No innovations are possible in workbench design and construction -
everything that could have been thought of has already been thought of.
That's a common opinion, but I don't share it. I'd claim that the PHD
workbench does include innovations, even if the innovations aren't dramatic.
Of course, I don't claim, of course, that an improved workbench necessarily
leads to improved woodworking or metal working.
agreement that a good workbench has to be solid and heavy, to provide a
stable base for holding the wood or metal which is being worked. I don't
dispute that. I think the same. The workbench I've designed is solid and
Manufacturers charge much more for very solid and heavy workbenches than
for very light and flimsy ones, but this one is cheap to construct. I used
an old door for the top of the bench - it had been thrown out and put in a
skip - together with a plywood sheet, but if a free-of-charge door can't be
found, the cost of the workbench is still very low. For reasons I explain
later, I put the door on top and the plywood sheet underneath. Anyone who
wants to build a similar workbench and has a usable door is completely free
to do it differently.
The door has an obvious flaw - there's a hole at one side where the lock
was. The standard way of dealing with the hole is to use filler or to plug
the hole with a circular section of wood, although it's difficult to
disguise holes of this size. The hole can be hidden very easily, for
instance, by bolting a pillar drill in this area (a thick support is
underneath the bench here.)
Workbenches which are solid and heavy are difficult to move. Shifting
loads of this size is a job which should preferably be avoided. Changed
circumstances may make it essential to move a wonderful and very
substantial workbench some distance. There are any number of reasons - a bad
leak in the roof above the workbench, the purchase of a new piece of
equipment which would be better off in the place where the workbench is now

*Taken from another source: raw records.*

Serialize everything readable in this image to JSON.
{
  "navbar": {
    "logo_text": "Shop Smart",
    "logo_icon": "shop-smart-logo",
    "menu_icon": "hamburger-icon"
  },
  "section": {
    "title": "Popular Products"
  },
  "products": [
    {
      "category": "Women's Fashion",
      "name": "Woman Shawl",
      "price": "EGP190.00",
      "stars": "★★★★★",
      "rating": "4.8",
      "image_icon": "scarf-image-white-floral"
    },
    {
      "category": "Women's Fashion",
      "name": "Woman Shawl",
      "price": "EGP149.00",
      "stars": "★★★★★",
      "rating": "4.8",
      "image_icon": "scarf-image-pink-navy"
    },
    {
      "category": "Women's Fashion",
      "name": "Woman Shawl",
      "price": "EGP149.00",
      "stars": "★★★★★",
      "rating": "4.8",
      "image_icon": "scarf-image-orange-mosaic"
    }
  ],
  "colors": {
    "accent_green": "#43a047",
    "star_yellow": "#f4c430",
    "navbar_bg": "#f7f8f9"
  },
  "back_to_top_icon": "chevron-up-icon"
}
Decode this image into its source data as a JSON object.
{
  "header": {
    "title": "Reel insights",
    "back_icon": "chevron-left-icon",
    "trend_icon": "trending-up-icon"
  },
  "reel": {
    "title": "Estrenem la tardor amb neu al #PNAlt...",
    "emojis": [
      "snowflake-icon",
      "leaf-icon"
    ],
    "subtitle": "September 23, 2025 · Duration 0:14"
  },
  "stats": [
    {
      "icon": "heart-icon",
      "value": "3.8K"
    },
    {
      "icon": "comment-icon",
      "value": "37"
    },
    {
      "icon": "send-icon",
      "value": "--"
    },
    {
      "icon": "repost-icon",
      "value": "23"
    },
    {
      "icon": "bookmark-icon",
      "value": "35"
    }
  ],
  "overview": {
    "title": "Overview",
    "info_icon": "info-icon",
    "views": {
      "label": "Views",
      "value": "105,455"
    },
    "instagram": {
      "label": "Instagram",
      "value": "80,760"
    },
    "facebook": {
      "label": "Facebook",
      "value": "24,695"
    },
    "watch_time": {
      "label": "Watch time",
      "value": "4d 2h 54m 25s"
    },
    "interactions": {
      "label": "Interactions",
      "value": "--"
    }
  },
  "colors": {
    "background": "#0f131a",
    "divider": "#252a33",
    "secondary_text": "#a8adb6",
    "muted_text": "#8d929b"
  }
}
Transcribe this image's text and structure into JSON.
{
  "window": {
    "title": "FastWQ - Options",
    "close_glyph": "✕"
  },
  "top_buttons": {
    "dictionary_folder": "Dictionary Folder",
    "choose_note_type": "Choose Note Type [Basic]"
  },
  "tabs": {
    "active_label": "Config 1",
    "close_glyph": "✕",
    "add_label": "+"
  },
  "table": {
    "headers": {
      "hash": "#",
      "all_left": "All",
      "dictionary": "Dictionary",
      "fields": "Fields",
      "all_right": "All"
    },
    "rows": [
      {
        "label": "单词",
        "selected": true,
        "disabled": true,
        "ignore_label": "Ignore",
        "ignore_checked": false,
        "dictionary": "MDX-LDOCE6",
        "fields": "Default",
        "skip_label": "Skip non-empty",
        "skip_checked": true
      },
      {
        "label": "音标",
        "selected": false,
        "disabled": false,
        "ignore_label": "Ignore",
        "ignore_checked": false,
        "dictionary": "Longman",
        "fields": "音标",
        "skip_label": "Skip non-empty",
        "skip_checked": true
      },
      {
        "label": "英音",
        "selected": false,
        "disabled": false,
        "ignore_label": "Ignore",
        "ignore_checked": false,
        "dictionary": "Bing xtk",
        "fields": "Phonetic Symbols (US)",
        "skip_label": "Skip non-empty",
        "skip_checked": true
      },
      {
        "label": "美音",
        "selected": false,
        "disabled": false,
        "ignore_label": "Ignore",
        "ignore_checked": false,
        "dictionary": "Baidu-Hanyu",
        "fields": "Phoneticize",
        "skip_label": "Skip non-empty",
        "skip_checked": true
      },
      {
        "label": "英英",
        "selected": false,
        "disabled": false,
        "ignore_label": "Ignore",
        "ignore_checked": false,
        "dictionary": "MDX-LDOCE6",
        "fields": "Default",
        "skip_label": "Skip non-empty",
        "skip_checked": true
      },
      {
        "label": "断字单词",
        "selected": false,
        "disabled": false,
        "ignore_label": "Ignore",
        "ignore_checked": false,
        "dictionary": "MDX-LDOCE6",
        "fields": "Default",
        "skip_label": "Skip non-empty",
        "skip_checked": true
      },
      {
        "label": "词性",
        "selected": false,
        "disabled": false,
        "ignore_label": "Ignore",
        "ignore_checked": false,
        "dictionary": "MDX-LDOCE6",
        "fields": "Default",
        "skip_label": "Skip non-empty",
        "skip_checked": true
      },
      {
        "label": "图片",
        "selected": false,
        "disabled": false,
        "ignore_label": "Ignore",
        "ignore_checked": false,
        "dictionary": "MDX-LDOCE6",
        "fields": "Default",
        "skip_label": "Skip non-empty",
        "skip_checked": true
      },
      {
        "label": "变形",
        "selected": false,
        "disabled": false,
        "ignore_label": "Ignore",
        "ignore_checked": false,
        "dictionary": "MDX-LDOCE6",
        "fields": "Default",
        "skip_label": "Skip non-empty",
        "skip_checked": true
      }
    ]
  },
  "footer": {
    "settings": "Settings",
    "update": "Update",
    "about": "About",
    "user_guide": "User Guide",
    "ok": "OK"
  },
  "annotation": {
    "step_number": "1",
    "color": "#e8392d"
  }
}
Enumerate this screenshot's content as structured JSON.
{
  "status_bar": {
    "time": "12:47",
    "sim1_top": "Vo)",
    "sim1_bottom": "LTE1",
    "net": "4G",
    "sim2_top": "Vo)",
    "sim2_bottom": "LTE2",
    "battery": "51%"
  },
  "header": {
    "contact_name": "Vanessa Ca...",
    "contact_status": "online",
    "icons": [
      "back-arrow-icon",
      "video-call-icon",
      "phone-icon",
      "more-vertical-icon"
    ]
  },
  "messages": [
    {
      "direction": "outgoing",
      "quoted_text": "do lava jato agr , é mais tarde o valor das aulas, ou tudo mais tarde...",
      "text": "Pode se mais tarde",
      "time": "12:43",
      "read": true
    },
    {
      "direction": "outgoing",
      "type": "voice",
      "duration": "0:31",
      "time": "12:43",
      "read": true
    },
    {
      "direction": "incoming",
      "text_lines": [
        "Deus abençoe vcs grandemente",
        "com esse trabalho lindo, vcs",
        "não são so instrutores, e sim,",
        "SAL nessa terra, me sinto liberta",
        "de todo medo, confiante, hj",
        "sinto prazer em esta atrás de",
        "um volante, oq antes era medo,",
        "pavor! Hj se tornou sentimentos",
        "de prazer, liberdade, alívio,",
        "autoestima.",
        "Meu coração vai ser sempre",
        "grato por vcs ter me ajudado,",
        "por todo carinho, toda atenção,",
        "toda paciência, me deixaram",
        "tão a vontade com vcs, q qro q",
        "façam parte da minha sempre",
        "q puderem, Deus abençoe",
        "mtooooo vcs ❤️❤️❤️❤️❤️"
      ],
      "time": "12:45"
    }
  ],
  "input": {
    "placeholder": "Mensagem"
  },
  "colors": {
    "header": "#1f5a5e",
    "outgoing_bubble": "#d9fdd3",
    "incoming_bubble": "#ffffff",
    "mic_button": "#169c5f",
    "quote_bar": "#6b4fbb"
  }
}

This workbench is very easy to move, as I explain now. Workbench design
doesn't have to be like tent design - the ideal backpacking tent is very
spacious, very light, very strong - capable of withstanding gales - very
cheap, very easy to erect and very easy to dismantle. In tent design, far
more than workbench design, the problem of incompatible ends is a real one.
In workbench design, it's much easier to achieve advantages without
We can move the workbench within the workshop or working area very
easily, without taking it to bits. We can move the workbench longer
distances by taking it to bits, something which is very easy. It's just as
easy to assemble it.
How do we move such a heavy object within the workshop or working area?
Answer, the bench has a jacking point. Place a heavy hydraulic jack or a
small and light hydraulic bottle jack or a non-hydraulic vehicle jack under
the jacking beam, at more or less the centre of the beam. I see advantages
in equipping workbenches, like motor vehicles, with beams which are strong
enough for the purpose. These beams are at the ends of the workbench, not
the sides, of course.
When one end is in the air, attach blocks to the two legs - or supporting
members - of the workbench at this end. The blocks are equipped with
heavy-duty spindle castors. These castors have brakes, so that once the
other end is raised, the castors don't move. Operate the jack so that this
end is gently lowered and the castors take the weight of the workbench. Go
to the opposite end and do the same. There's no need for the castors at this
end to have brakes. Once this end has been gently lowered, the workbench is
Why is this workbench so easy to erect and dismantle? Primarily, because
it doesn't rely upon mortice and tenon joints. The pieces which make up the
workbench are either bolted together, with carriage (coach) bolts or, in
some cases, where strength isn't a necessity, by means of screws, Unlike
nails, of course, screws can easily be removed. The screws used in this
workbench are substantial ones of M12 diameter, but are easy to insert and
remove, with the aid of a club hammer.